§ Given records

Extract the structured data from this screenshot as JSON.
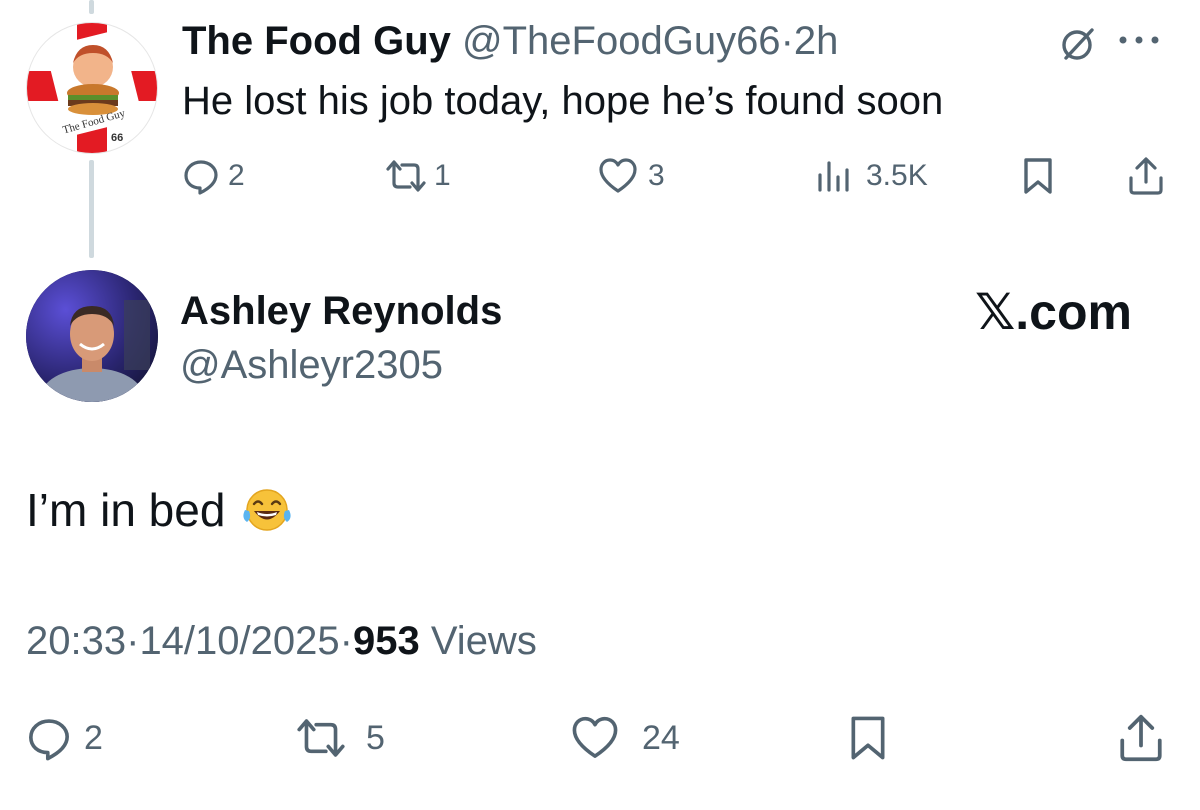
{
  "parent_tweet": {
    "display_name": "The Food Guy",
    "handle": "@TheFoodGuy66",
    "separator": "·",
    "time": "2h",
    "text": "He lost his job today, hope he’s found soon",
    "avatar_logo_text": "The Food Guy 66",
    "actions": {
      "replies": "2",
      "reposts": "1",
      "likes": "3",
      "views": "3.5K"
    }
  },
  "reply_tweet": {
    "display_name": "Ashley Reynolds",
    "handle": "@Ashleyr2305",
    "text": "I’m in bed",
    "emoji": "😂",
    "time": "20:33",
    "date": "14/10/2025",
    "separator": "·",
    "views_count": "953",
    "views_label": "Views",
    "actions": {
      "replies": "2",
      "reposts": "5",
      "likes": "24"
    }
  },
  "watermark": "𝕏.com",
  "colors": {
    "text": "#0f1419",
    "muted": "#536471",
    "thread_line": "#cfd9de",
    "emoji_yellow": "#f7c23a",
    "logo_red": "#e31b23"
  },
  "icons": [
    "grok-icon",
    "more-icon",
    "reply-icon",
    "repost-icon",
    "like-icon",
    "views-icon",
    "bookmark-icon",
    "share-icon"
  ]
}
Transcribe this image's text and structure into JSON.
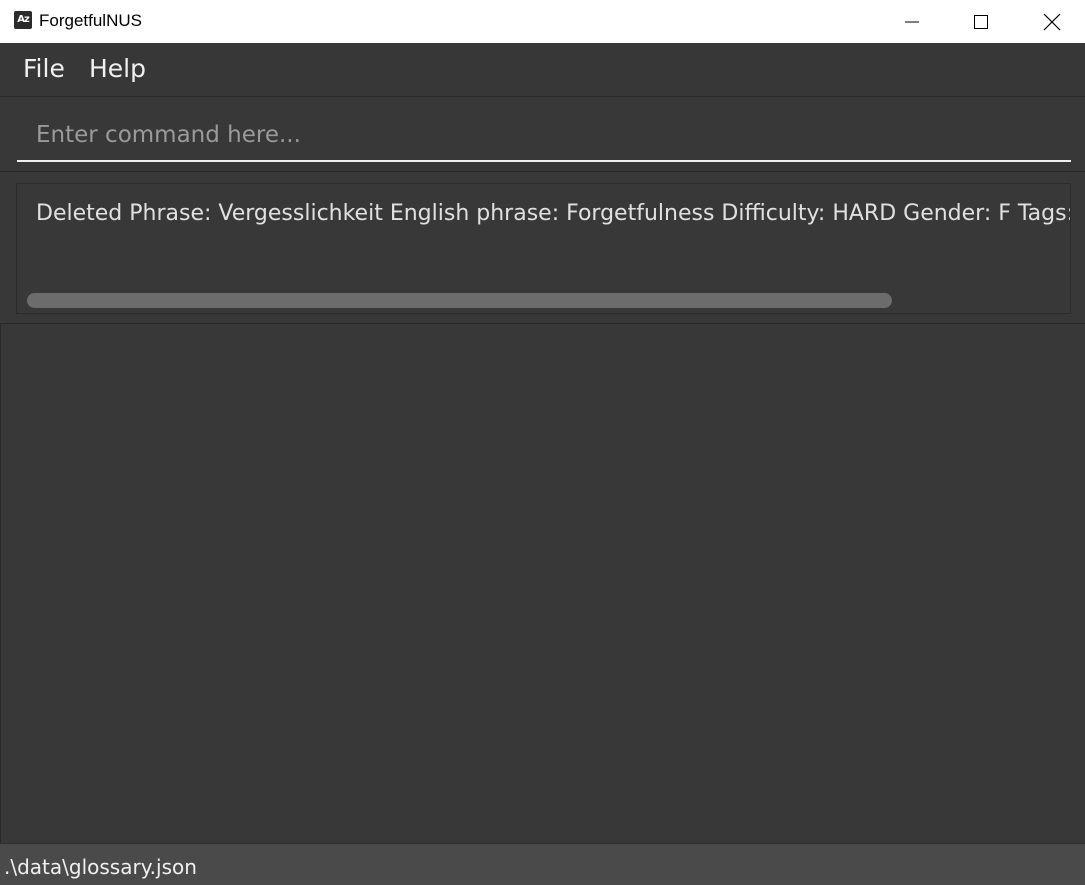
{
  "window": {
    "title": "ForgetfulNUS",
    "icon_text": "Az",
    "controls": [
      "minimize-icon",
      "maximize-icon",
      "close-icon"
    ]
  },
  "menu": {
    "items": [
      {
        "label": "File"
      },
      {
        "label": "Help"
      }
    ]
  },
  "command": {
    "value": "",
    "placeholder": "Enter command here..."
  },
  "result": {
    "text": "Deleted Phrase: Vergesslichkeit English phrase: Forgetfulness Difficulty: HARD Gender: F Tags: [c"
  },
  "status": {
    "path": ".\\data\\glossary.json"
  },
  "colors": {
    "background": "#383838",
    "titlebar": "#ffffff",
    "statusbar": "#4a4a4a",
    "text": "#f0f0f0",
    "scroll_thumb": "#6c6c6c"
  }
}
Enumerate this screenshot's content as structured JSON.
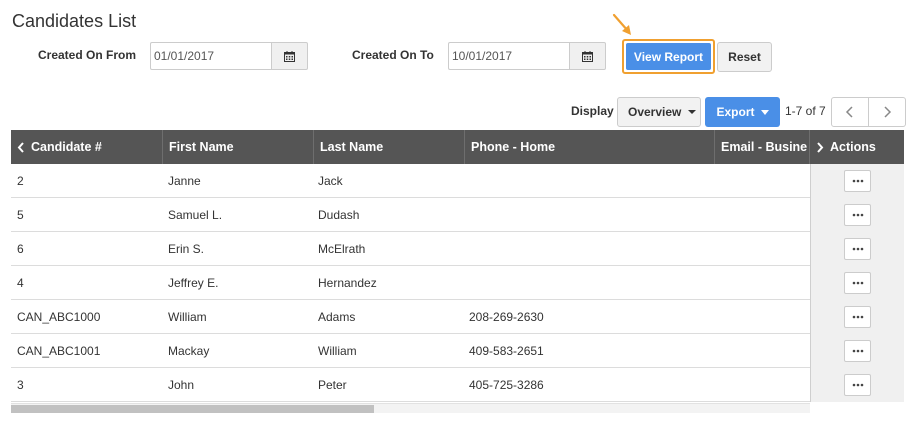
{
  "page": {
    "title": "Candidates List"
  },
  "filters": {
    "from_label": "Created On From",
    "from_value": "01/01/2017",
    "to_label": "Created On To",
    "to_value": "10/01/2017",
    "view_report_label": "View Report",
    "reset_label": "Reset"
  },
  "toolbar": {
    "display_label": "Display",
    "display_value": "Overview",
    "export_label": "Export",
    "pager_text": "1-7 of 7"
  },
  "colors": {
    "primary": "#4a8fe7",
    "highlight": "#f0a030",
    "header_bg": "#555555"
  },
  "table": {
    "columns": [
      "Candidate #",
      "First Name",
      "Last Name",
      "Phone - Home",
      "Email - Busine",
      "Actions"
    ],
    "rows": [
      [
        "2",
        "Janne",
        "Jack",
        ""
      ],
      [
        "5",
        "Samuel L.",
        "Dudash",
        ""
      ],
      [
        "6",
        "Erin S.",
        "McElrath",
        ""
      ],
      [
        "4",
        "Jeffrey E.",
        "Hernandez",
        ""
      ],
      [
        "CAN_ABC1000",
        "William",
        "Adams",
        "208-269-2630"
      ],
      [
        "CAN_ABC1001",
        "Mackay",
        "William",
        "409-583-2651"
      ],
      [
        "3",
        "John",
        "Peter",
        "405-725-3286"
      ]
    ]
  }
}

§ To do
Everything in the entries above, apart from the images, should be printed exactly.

§ Task result
Extract the structured data from this screenshot as JSON.
{
  "parent_tweet": {
    "display_name": "The Food Guy",
    "handle": "@TheFoodGuy66",
    "separator": "·",
    "time": "2h",
    "text": "He lost his job today, hope he’s found soon",
    "avatar_logo_text": "The Food Guy 66",
    "actions": {
      "replies": "2",
      "reposts": "1",
      "likes": "3",
      "views": "3.5K"
    }
  },
  "reply_tweet": {
    "display_name": "Ashley Reynolds",
    "handle": "@Ashleyr2305",
    "text": "I’m in bed",
    "emoji": "😂",
    "time": "20:33",
    "date": "14/10/2025",
    "separator": "·",
    "views_count": "953",
    "views_label": "Views",
    "actions": {
      "replies": "2",
      "reposts": "5",
      "likes": "24"
    }
  },
  "watermark": "𝕏.com",
  "colors": {
    "text": "#0f1419",
    "muted": "#536471",
    "thread_line": "#cfd9de",
    "emoji_yellow": "#f7c23a",
    "logo_red": "#e31b23"
  },
  "icons": [
    "grok-icon",
    "more-icon",
    "reply-icon",
    "repost-icon",
    "like-icon",
    "views-icon",
    "bookmark-icon",
    "share-icon"
  ]
}
Transcribe this image's text and structure into JSON.
{
  "window": {
    "title": "ForgetfulNUS",
    "icon_text": "Az",
    "controls": [
      "minimize-icon",
      "maximize-icon",
      "close-icon"
    ]
  },
  "menu": {
    "items": [
      {
        "label": "File"
      },
      {
        "label": "Help"
      }
    ]
  },
  "command": {
    "value": "",
    "placeholder": "Enter command here..."
  },
  "result": {
    "text": "Deleted Phrase: Vergesslichkeit English phrase: Forgetfulness Difficulty: HARD Gender: F Tags: [c"
  },
  "status": {
    "path": ".\\data\\glossary.json"
  },
  "colors": {
    "background": "#383838",
    "titlebar": "#ffffff",
    "statusbar": "#4a4a4a",
    "text": "#f0f0f0",
    "scroll_thumb": "#6c6c6c"
  }
}
Enumerate this screenshot's content as structured JSON.
{
  "page": {
    "title": "Candidates List"
  },
  "filters": {
    "from_label": "Created On From",
    "from_value": "01/01/2017",
    "to_label": "Created On To",
    "to_value": "10/01/2017",
    "view_report_label": "View Report",
    "reset_label": "Reset"
  },
  "toolbar": {
    "display_label": "Display",
    "display_value": "Overview",
    "export_label": "Export",
    "pager_text": "1-7 of 7"
  },
  "colors": {
    "primary": "#4a8fe7",
    "highlight": "#f0a030",
    "header_bg": "#555555"
  },
  "table": {
    "columns": [
      "Candidate #",
      "First Name",
      "Last Name",
      "Phone - Home",
      "Email - Busine",
      "Actions"
    ],
    "rows": [
      [
        "2",
        "Janne",
        "Jack",
        ""
      ],
      [
        "5",
        "Samuel L.",
        "Dudash",
        ""
      ],
      [
        "6",
        "Erin S.",
        "McElrath",
        ""
      ],
      [
        "4",
        "Jeffrey E.",
        "Hernandez",
        ""
      ],
      [
        "CAN_ABC1000",
        "William",
        "Adams",
        "208-269-2630"
      ],
      [
        "CAN_ABC1001",
        "Mackay",
        "William",
        "409-583-2651"
      ],
      [
        "3",
        "John",
        "Peter",
        "405-725-3286"
      ]
    ]
  }
}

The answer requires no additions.